Element data from apps and pages:
++++++++

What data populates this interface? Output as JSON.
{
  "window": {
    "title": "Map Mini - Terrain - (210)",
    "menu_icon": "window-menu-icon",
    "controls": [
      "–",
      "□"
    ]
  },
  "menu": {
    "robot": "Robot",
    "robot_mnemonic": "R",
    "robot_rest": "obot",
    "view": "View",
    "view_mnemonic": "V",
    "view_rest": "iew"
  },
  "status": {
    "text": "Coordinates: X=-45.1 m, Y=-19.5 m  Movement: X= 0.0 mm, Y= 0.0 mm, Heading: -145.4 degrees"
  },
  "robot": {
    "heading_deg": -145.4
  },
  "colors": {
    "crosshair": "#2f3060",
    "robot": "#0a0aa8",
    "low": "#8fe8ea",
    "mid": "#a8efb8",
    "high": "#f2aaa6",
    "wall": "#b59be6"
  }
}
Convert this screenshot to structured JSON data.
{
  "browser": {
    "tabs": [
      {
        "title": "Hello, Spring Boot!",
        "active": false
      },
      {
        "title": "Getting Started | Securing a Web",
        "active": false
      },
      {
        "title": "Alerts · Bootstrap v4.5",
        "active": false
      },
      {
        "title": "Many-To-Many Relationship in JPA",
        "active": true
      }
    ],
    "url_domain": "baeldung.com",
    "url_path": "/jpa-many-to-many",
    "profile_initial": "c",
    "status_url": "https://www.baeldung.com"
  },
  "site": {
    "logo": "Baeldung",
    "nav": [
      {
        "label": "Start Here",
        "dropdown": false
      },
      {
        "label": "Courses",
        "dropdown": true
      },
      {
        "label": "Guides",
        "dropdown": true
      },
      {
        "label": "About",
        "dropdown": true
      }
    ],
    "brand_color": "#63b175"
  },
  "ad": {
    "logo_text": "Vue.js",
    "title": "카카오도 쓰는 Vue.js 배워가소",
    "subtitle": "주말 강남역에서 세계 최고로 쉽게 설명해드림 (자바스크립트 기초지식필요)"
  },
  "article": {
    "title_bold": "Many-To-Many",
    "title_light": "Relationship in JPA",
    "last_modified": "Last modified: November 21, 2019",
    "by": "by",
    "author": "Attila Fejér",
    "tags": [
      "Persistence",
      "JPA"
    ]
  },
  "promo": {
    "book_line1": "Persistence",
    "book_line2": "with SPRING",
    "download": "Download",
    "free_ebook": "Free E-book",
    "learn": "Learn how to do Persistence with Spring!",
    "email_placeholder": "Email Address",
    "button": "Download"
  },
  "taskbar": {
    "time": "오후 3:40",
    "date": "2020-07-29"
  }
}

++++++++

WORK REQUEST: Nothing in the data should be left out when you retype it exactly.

SOLUTION TO THE PROBLEM:
What data populates this interface? Output as JSON.
{
  "window": {
    "title": "Map Mini - Terrain - (210)",
    "menu_icon": "window-menu-icon",
    "controls": [
      "–",
      "□"
    ]
  },
  "menu": {
    "robot": "Robot",
    "robot_mnemonic": "R",
    "robot_rest": "obot",
    "view": "View",
    "view_mnemonic": "V",
    "view_rest": "iew"
  },
  "status": {
    "text": "Coordinates: X=-45.1 m, Y=-19.5 m  Movement: X= 0.0 mm, Y= 0.0 mm, Heading: -145.4 degrees"
  },
  "robot": {
    "heading_deg": -145.4
  },
  "colors": {
    "crosshair": "#2f3060",
    "robot": "#0a0aa8",
    "low": "#8fe8ea",
    "mid": "#a8efb8",
    "high": "#f2aaa6",
    "wall": "#b59be6"
  }
}
Convert this screenshot to structured JSON data.
{
  "browser": {
    "tabs": [
      {
        "title": "Hello, Spring Boot!",
        "active": false
      },
      {
        "title": "Getting Started | Securing a Web",
        "active": false
      },
      {
        "title": "Alerts · Bootstrap v4.5",
        "active": false
      },
      {
        "title": "Many-To-Many Relationship in JPA",
        "active": true
      }
    ],
    "url_domain": "baeldung.com",
    "url_path": "/jpa-many-to-many",
    "profile_initial": "c",
    "status_url": "https://www.baeldung.com"
  },
  "site": {
    "logo": "Baeldung",
    "nav": [
      {
        "label": "Start Here",
        "dropdown": false
      },
      {
        "label": "Courses",
        "dropdown": true
      },
      {
        "label": "Guides",
        "dropdown": true
      },
      {
        "label": "About",
        "dropdown": true
      }
    ],
    "brand_color": "#63b175"
  },
  "ad": {
    "logo_text": "Vue.js",
    "title": "카카오도 쓰는 Vue.js 배워가소",
    "subtitle": "주말 강남역에서 세계 최고로 쉽게 설명해드림 (자바스크립트 기초지식필요)"
  },
  "article": {
    "title_bold": "Many-To-Many",
    "title_light": "Relationship in JPA",
    "last_modified": "Last modified: November 21, 2019",
    "by": "by",
    "author": "Attila Fejér",
    "tags": [
      "Persistence",
      "JPA"
    ]
  },
  "promo": {
    "book_line1": "Persistence",
    "book_line2": "with SPRING",
    "download": "Download",
    "free_ebook": "Free E-book",
    "learn": "Learn how to do Persistence with Spring!",
    "email_placeholder": "Email Address",
    "button": "Download"
  },
  "taskbar": {
    "time": "오후 3:40",
    "date": "2020-07-29"
  }
}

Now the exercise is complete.